Action item
Within the data below, count the lines that include the word "JSON". Provide the number and nothing further.
Dataset START
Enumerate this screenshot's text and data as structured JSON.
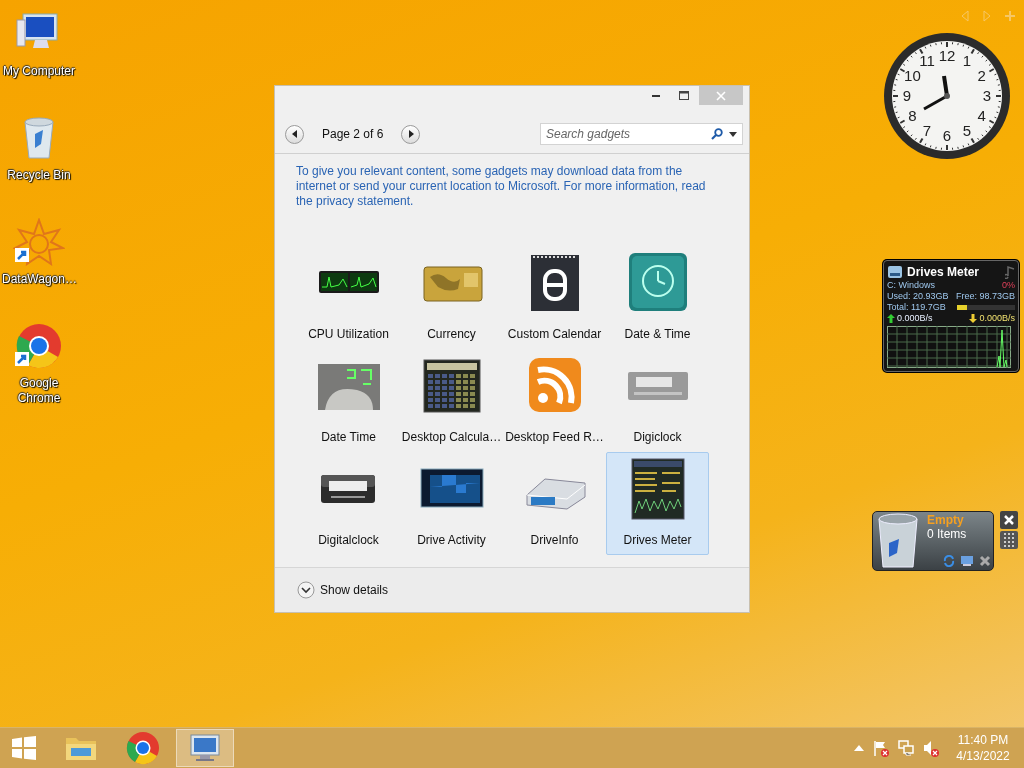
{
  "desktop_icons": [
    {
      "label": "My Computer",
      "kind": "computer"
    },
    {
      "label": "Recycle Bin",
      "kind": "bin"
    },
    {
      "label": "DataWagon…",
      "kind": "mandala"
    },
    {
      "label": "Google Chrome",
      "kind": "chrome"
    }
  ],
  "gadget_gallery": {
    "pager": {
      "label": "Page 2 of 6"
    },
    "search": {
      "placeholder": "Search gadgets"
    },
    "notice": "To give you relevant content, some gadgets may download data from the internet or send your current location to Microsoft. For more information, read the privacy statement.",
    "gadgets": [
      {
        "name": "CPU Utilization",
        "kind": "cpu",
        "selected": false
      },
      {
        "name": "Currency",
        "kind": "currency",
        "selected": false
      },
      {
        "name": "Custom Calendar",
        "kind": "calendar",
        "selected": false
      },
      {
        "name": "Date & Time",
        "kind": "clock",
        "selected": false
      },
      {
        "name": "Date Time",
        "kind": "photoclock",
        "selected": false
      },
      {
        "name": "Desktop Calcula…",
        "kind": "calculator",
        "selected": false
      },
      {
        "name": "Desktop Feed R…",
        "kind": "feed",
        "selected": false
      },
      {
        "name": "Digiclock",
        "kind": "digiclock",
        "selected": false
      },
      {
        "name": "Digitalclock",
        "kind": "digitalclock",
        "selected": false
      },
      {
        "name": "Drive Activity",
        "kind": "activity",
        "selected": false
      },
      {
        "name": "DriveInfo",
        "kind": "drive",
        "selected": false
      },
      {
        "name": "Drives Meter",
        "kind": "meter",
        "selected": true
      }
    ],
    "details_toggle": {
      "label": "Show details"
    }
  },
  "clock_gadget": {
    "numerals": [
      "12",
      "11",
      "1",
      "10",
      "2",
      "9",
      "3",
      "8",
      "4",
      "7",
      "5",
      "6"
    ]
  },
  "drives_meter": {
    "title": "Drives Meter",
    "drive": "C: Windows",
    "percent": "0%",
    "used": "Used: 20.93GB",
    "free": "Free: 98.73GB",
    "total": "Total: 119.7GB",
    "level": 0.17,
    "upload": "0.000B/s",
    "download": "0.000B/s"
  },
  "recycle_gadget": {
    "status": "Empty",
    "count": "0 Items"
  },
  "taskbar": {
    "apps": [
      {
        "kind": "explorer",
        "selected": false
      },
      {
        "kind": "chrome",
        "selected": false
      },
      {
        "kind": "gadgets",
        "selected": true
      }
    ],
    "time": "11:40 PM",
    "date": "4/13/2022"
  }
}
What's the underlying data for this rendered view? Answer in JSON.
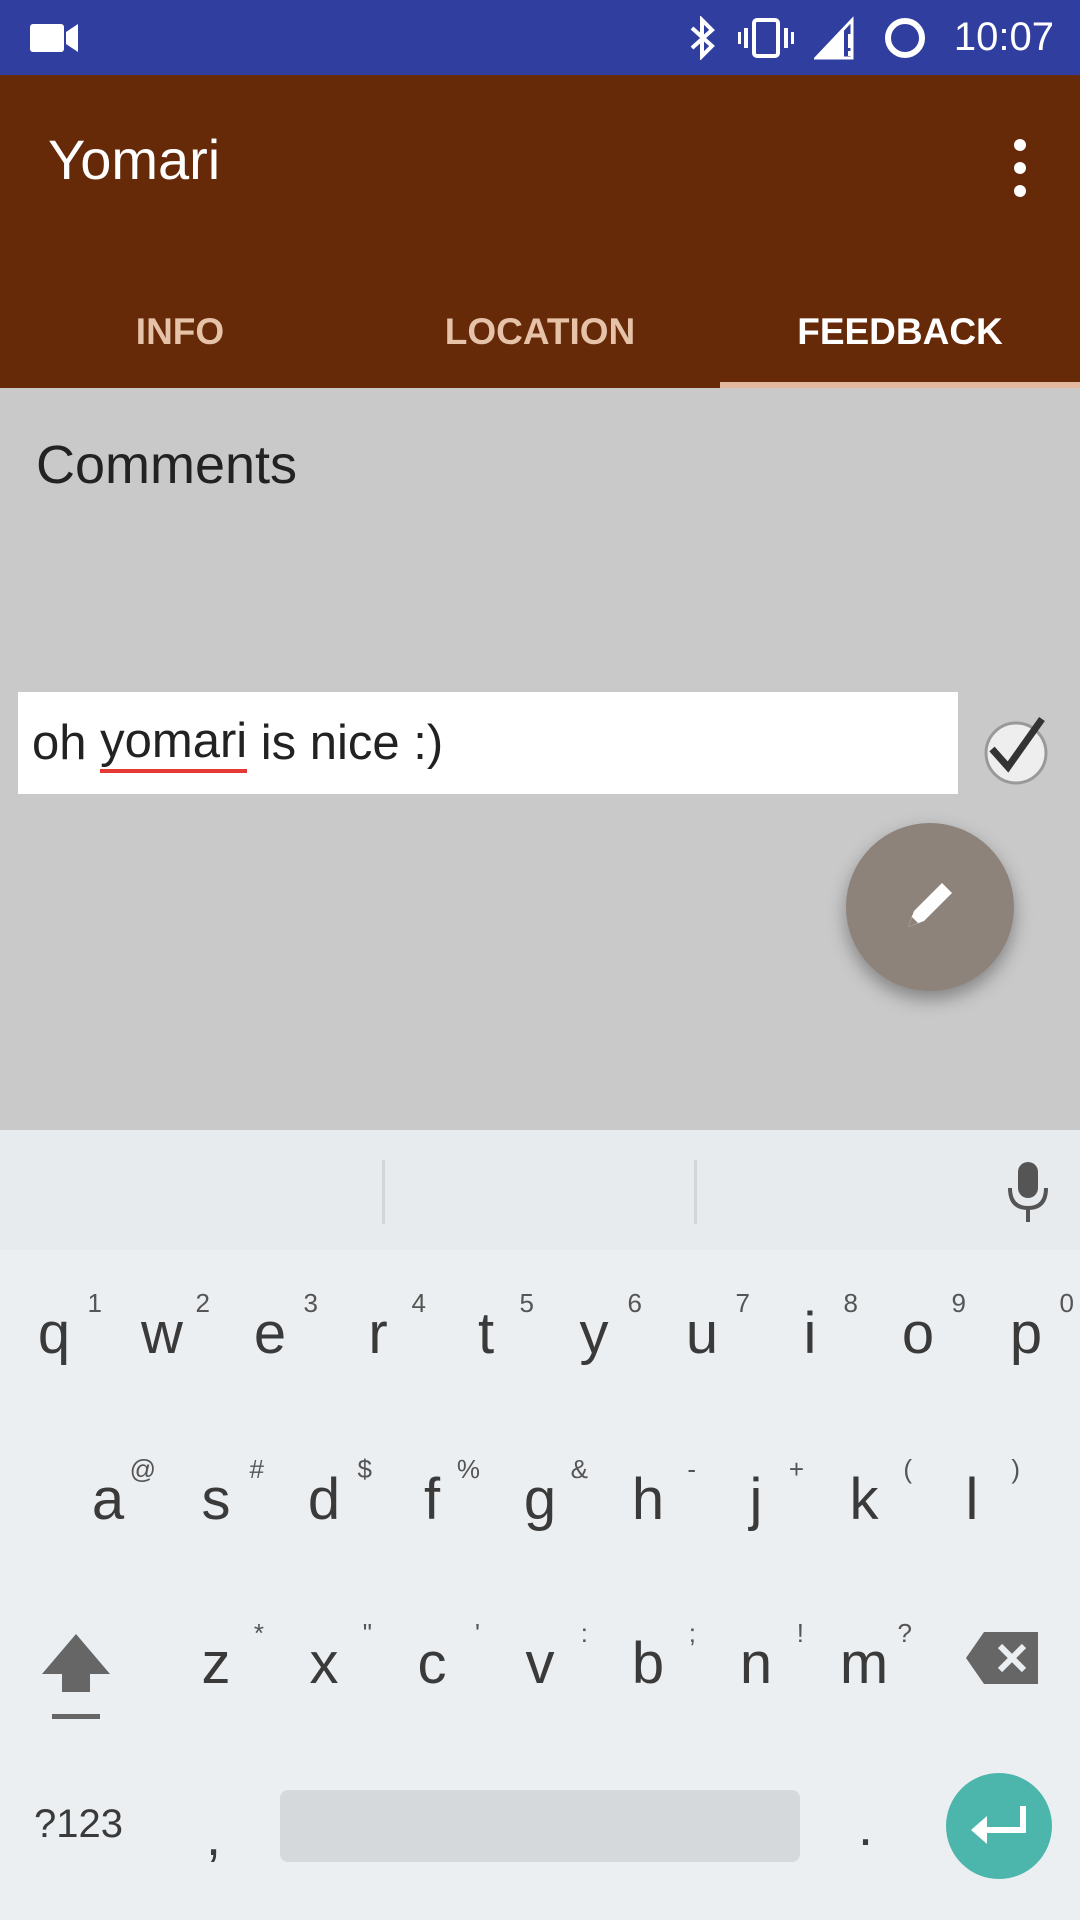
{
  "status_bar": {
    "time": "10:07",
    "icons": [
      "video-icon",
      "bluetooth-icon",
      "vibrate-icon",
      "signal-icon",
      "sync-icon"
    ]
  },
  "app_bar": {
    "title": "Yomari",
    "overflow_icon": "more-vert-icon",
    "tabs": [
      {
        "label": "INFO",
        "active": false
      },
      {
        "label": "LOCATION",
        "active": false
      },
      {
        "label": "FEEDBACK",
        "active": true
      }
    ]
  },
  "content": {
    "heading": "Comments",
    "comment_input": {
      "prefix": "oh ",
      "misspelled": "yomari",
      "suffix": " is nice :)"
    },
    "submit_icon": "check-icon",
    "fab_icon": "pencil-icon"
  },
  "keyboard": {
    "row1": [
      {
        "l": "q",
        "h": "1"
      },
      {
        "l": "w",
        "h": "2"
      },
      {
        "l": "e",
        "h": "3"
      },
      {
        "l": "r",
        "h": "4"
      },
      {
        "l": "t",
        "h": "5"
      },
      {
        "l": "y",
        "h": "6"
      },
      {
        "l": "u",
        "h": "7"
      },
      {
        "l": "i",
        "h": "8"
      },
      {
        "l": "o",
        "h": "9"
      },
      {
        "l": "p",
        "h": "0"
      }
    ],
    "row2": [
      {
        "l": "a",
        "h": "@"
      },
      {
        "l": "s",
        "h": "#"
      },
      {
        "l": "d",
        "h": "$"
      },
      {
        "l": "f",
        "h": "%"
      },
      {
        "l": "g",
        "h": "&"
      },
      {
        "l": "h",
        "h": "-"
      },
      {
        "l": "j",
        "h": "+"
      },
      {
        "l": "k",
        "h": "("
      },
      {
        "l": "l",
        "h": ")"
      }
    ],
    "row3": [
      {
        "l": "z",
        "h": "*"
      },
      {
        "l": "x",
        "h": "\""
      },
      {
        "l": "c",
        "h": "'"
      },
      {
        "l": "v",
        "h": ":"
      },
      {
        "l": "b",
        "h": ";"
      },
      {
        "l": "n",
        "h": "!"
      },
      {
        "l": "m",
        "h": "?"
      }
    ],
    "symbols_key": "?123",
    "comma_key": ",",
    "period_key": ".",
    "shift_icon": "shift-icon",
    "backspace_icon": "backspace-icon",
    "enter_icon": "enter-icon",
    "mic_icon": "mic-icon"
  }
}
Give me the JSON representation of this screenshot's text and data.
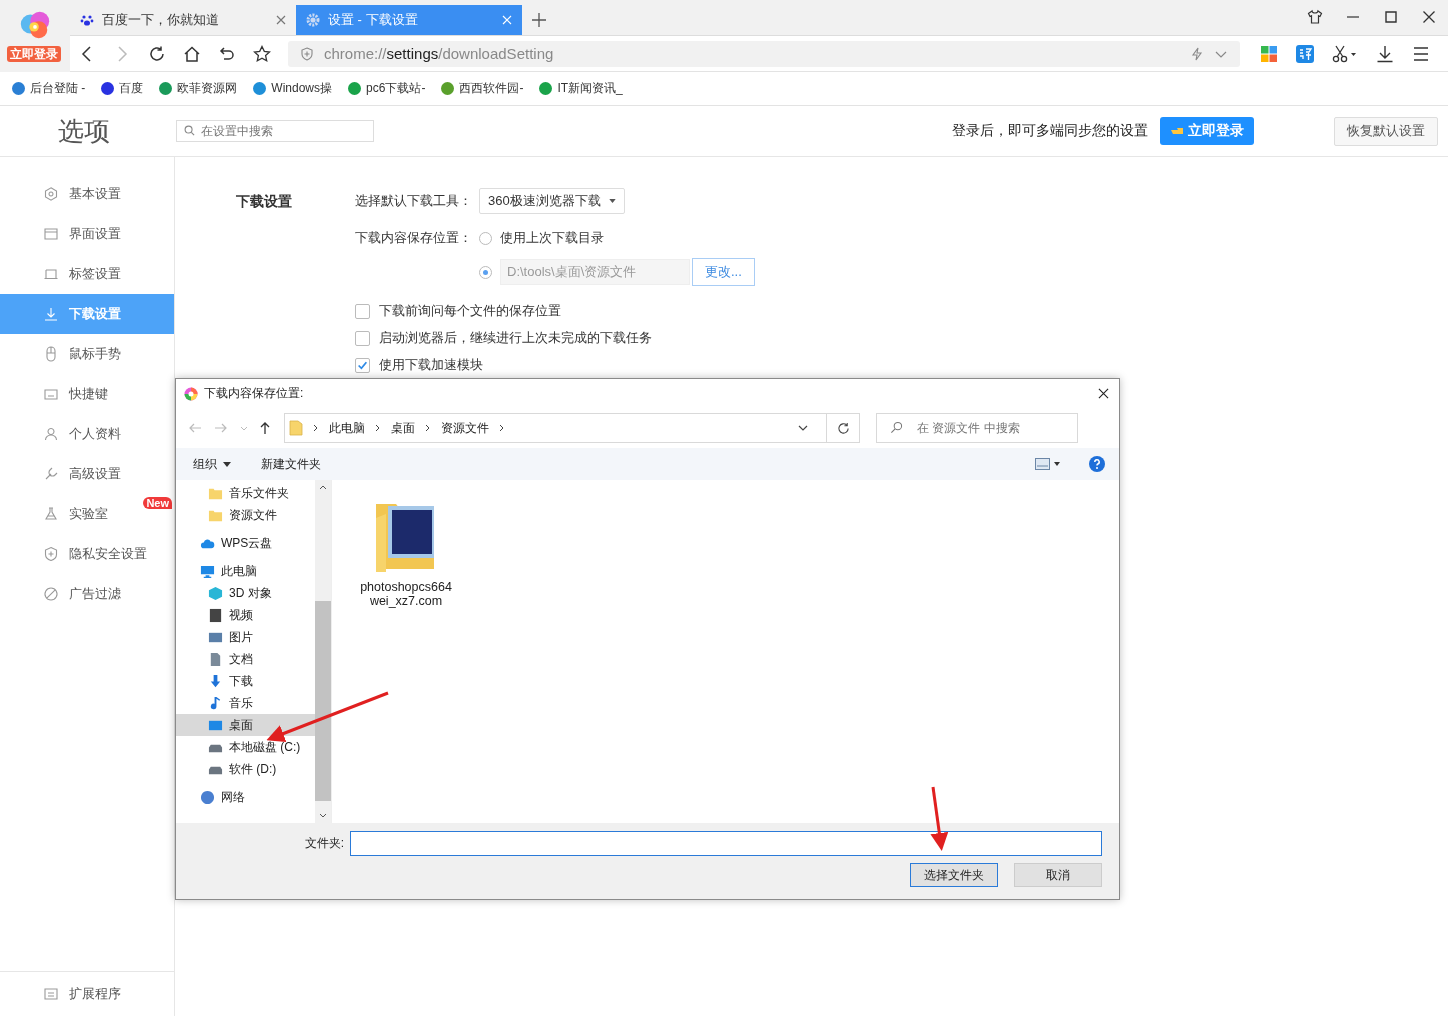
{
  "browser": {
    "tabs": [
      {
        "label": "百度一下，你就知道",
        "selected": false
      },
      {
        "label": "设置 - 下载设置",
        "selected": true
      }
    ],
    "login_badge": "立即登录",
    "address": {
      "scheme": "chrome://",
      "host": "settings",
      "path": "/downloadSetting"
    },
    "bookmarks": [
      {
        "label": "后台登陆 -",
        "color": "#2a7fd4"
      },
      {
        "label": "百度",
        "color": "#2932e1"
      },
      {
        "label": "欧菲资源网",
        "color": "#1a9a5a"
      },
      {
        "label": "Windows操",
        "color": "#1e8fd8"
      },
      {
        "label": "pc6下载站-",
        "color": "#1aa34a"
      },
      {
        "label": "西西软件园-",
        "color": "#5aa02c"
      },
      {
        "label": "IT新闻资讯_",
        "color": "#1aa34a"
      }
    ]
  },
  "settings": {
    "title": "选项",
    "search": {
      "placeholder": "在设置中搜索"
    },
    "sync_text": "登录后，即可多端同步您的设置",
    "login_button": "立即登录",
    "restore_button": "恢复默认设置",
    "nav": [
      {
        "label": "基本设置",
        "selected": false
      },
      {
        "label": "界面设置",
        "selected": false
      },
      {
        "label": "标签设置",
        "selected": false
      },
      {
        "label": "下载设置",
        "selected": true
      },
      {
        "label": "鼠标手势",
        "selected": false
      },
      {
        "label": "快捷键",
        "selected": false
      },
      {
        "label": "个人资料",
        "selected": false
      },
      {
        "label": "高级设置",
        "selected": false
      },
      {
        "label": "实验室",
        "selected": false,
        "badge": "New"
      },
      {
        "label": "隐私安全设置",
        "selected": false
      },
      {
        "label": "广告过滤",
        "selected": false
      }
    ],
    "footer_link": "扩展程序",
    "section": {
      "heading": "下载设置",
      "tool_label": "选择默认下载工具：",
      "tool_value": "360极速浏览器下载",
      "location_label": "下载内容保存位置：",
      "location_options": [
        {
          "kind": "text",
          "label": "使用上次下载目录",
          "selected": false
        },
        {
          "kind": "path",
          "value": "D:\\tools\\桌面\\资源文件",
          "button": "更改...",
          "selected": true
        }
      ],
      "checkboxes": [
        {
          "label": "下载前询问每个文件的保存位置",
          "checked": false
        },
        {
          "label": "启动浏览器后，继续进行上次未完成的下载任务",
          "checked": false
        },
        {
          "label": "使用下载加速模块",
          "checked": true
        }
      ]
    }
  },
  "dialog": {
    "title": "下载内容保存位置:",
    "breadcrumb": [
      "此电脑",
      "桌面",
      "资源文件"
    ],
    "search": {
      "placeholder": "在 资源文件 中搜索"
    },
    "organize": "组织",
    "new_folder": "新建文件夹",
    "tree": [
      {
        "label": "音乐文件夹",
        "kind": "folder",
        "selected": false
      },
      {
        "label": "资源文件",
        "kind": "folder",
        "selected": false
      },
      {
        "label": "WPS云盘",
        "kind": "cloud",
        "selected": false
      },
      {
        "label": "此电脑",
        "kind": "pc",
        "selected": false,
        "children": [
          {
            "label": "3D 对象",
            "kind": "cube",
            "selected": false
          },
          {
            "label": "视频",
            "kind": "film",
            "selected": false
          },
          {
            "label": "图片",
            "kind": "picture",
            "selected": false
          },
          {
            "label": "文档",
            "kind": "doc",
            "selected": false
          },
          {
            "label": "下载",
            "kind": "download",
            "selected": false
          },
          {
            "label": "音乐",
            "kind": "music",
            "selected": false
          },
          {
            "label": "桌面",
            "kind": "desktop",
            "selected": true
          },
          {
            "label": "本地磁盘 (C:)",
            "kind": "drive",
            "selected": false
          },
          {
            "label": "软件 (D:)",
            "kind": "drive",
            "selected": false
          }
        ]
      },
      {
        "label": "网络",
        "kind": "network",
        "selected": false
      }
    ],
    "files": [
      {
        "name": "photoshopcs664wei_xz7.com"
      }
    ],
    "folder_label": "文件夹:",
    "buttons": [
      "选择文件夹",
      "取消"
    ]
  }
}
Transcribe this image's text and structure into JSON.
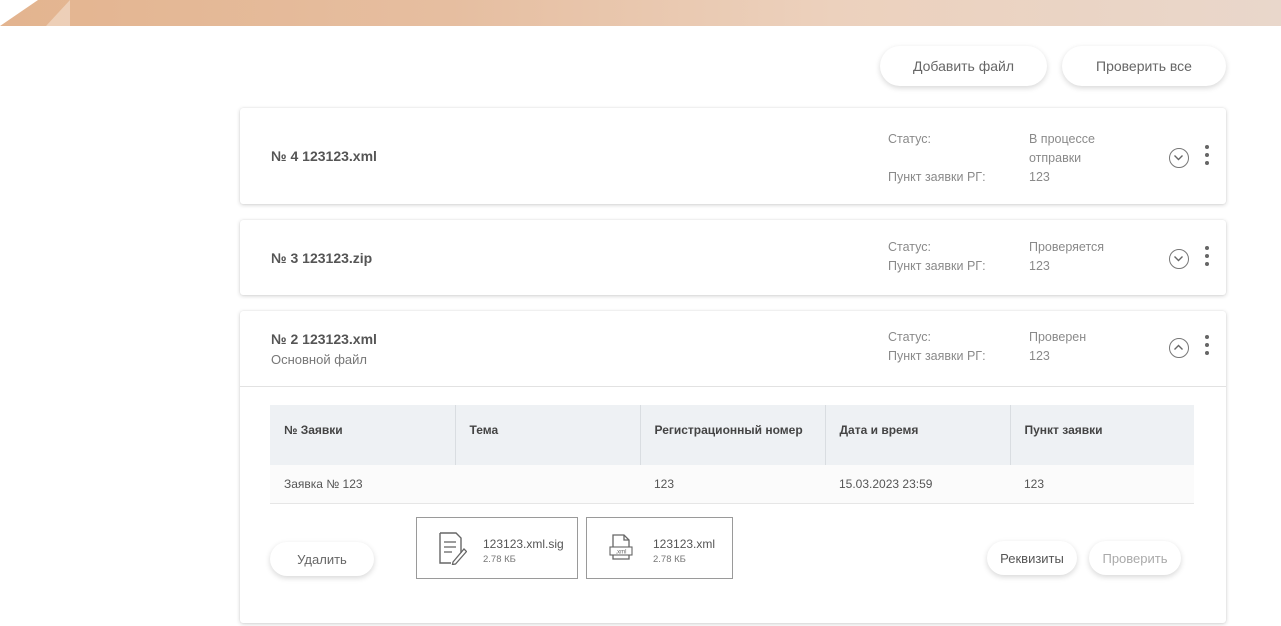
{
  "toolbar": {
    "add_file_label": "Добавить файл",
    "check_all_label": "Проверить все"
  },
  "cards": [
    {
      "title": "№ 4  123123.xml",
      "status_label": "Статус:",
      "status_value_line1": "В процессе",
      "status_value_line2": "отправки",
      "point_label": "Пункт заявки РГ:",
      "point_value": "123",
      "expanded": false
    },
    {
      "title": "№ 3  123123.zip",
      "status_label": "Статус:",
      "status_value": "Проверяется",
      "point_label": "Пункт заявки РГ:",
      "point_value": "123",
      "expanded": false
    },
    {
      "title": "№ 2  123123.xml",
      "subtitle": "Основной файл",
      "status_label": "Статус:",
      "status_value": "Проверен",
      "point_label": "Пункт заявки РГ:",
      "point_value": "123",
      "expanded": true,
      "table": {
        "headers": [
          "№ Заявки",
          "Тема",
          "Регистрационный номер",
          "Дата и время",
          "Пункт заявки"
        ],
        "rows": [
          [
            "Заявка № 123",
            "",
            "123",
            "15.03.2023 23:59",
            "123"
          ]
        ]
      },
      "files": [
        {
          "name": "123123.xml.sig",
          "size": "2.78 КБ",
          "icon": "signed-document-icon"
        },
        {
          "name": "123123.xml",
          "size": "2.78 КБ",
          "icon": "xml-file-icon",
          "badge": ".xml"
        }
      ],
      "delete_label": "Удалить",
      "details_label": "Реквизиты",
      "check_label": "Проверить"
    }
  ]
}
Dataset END
Solution to the exercise
4